Keywords: Carbohydrate-binding protein; Lectin; Nucleo-cytoplasmic transport;

Nucleocytoplasmic plant lectins by Nausicaä Lannoo; Els J.M. Van Damme (190-201).
During the last decade it was unambiguously shown that plants synthesize minute amounts of carbohydrate-binding proteins upon exposure to stress situations like drought, high salt, hormone treatment, pathogen attack or insect herbivory. In contrast to the ‘classical’ plant lectins, which are typically found in storage vacuoles or in the extracellular compartment this new class of lectins is located in the cytoplasm and the nucleus. Based on these observations the concept was developed that lectin-mediated protein–carbohydrate interactions in the cytoplasm and the nucleus play an important role in the stress physiology of the plant cell. Hitherto, six families of nucleocytoplasmic lectins have been identified.
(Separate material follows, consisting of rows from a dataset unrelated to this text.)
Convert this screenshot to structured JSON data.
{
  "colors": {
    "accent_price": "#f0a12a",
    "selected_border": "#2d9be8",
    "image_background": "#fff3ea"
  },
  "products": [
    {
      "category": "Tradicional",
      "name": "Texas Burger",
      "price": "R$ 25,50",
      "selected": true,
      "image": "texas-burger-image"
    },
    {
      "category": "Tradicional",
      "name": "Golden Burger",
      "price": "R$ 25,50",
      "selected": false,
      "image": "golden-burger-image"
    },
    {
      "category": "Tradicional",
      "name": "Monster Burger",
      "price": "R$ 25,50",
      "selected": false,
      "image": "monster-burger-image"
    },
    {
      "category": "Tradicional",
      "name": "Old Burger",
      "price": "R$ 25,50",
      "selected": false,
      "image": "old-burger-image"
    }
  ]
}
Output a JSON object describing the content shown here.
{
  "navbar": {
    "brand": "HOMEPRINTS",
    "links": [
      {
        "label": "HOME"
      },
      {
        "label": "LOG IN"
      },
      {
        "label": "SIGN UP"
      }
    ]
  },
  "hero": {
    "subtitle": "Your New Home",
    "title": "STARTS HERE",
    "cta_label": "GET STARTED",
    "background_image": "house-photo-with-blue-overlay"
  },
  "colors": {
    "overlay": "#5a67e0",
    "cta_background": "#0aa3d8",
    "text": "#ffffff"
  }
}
This review gives an overview of our current knowledge on the occurrence of nucleocytoplasmic plant lectins. The carbohydrate-binding properties of these lectins and potential ligands in the nucleocytoplasmic compartment are discussed in view of the physiological role of the lectins in the plant cell.
Keywords: Cytosol; Glycosylation; Inducible; Lectin; N-glycan; Nucleus;